proposition. It is clear that they want to satisfy the voting
public – an admirable trait in elected officials – but do they
remember what it was the voters actually asked for?
Watching the Morgan Hill City Council spend money is a scary proposition. It is clear that they want to satisfy the voting public – an admirable trait in elected officials – but do they remember what it was the voters actually asked for?
The RDA visioning process turned out some pretty simple requests: someplace for kids and adults to keep busy – meaning a recreation center, a swimming pool and, possibly, a community center.
The voters did not ask for a five-pool, regional aquatic center rivaling that of larger, wealthier communities to the north. They asked for a place to take their kids on hot summer afternoons.
They did not ask for a playhouse – though, we have to admit, when the council presented them with one it was a gem.
The voters really did not ask for a gorgeous, multi-purpose $21 million community center with a separate building for Gavilan College. In fact they were a bit unclear about what they would use a community center for. Maybe an art room and a banquet hall. Now that it is built, of course, people are flocking there to meetings, getting married and entertained.
The point here is that, if you build it they will use it. But we question whether we are building wealthy Palo Alto-style facilities with little, pleasant Morgan Hill’s resources. Can the city continue to afford these magnificent (in scope and cost) projects? While the projects were built with the ever-dwindling Redevelopment Agency money, they must be maintained and operated from the general fund.
After the recent orgy of public facility building, it would seem there is no longer enough money left to build the indoor recreation center/youth/senior center. To save costs here we like Councilwoman Hedy Chang’s suggestion that a slimmed-down version be located on the sports complex/aquatic center site on Condit Avenue, moved from the proposed site on West Edmundson Avenue.

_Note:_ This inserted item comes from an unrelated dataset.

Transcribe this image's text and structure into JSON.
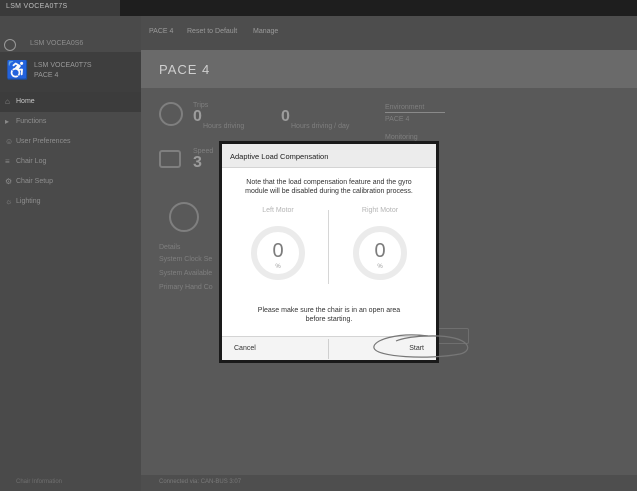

And selling the Edmundson property – or at least a portion of it – would add welcome millions to the city’s coffers.
Slimming down could include eliminating the senior center part of the indoor center. Revamping the present center, the Friendly Inn, instead could give the oldsters nicer digs years earlier – which they’d love – and save a pile of money to boot.
The aquatic center has total buy-in from Mayor Dennis Kennedy and Councilman Larry Carr. Carr was behind the playhouse coming to fruition – since there is no way on earth it would have happened without his refusing to take no for an answer.
Even Chang, who questions the spending of funds more than any other council member, was a mover and shaker behind the community center.
It may seem ungrateful to question the motives of these civic parents, happily doling out the goodies but – as much as we like and enjoy the results of this profligate spending – other, more basic, needs are going by the wayside.
The specter of budget shortfalls haunt the Morgan Hill City Hall just as it does the capitol in Sacramento. Our fair city does have a certain – but finite – undesignated reserve fund. This fund won’t last forever and we would prefer to see more restrained spending.
A good place to start is with the aquatic center. We know there are active, involved swimmers in town, chomping at the bit to dive in and begin hosting regional swim meets. But the city acknowledges the place won’t pay for itself for years and the general fund is in no condition to offer the required subsidies.
A delay of one year before beginning construction would give the economy time to straighten up and fly right, which would, in turn, give the city a better financial picture from which support this new, spectacular facility. Yes, we know a delay would hugely disappoint the aquatic community and we feel for them, but times are really, really tight.
Stop before you spend again.